The Faliro Loft has been designed by Athens-based Aaron Ritenour and Sotiris Mallas, founders of esé Studio Architects. Again, as for the Lycabettus Penthouse that was featured here a few days ago, here is another impeccable, inspiring and impressive work of interior design.
Originally lofts were created from abandoned warehouses in defunct industrial areas, where most of them had raw brick walls and exposed wood beams. They were first converted by artists who used the space for live-in studios, they liked their tall windows which flood in light and lack of separating walls which allow plenty of room for large canvas paintings and large scale sculpture projects.
Our client wanted a space to house his architectural material showroom, two office spaces, and a livable city apartment. In this case the working area has a separate entrance from the elevator and stair, and is enclosed with a sandblasted glass and steel box. The dining table and kitchen are used during the day as the conference table and office coffee/snacks, and at night as the dining and cooking area. The sleeping area is on the south west part of the building and separated with a series of concrete columns.
The space was previously a storage area for Patiris shop which is below. It was full of tile, toilets and wash tubs, and the master bedroom area was the old accounting office. It had low ceilings with white stucco, we chipped a bit away and found what became our biggest stroke of luck, the waffled concrete ceiling, that became one of the key elements of the space.
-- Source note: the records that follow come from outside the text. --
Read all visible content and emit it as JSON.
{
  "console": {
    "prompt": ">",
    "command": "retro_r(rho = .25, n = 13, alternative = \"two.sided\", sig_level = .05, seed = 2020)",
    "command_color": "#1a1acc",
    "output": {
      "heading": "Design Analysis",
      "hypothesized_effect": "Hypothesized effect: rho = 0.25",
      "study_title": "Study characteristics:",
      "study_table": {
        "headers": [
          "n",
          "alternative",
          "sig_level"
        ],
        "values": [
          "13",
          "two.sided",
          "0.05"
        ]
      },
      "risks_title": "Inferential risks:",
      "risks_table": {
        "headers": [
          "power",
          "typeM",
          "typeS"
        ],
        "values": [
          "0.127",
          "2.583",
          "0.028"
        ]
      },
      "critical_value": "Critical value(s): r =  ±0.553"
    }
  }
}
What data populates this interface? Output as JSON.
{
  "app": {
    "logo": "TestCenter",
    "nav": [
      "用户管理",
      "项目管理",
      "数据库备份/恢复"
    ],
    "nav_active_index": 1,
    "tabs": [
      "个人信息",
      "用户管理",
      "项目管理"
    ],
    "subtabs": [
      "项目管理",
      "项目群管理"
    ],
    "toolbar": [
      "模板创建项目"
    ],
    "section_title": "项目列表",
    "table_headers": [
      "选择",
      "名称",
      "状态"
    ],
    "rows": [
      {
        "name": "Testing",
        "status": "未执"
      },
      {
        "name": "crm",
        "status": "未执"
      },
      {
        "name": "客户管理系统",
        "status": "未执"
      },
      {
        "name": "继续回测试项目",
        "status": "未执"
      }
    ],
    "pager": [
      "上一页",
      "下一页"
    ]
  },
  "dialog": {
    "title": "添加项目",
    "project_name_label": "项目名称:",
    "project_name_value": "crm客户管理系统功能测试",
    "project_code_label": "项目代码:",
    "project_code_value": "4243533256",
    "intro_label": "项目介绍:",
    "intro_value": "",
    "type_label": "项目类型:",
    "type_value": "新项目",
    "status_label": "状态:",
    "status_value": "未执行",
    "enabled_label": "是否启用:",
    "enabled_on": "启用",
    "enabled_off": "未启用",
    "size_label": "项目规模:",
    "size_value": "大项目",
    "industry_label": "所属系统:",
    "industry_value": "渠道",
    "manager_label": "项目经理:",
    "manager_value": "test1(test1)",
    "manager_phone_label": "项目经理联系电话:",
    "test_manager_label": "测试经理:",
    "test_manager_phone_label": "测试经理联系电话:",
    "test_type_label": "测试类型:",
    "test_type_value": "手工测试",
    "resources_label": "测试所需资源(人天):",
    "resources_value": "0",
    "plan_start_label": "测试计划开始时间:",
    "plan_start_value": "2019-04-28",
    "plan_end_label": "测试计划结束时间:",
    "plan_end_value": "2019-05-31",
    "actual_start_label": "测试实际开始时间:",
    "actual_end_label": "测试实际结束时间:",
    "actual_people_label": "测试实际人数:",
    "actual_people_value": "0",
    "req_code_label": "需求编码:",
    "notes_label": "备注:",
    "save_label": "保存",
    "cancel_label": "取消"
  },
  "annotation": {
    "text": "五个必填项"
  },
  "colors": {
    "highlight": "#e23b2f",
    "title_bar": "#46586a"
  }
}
Other than that the space was completely recreated and with our great collaboration with Nikos Patiris most of the loft is covered with the materials he brings from Italy which he displays below in the shop. The new ceramic tile in the market right now is brilliant, they come in huge sizes and can have a thousand different colors and textures and typically have very low maintenance, our office is using them quite a bit lately. One such unique material are the ceramic 3d dimensional blocks which we used in blue and red, and green as the pergola over the pool. They make for very unique room dividers and sun shaders.
We added the shallow pool and deck in the back. One bank of windows is shaded by the sliding wood shoji screens and the other by blue ceramic blocks. The stairwell was covered in large solid wood boards, and the floors were covered with a combination of three tiles and smoked oak wood in the living room. The large library was built with the same simple wood planks and backed with red ceramic blocks, and the kitchen island is completely covered with a black mosaic tile. A bit of LED lighting in the form of spot lights and the loft was complete, interesting with out to much “design”.
The space feels quite industrial with the concrete ceilings, raw, un-painted wood, and steel room dividers, the japanese element comes in with the sliding shoji screens, which are also from unpainted plywood, and also the small pool which soon should have some coy fish which are very feng shui.
We tried to incorporate a series of portable gardens and wall gardens with specially fabricated wool pockets that we brought from California in collaboration with Patiris. I hope in the near future everyone will continue to grow their own vegetables and herbs on their balconies and verandas and if room doesn’t permit vertically on their walls, with this system it’s super easy.
Photos © Ionna Roufopoulou
Thank you Aaron Ritenour for the additional infos!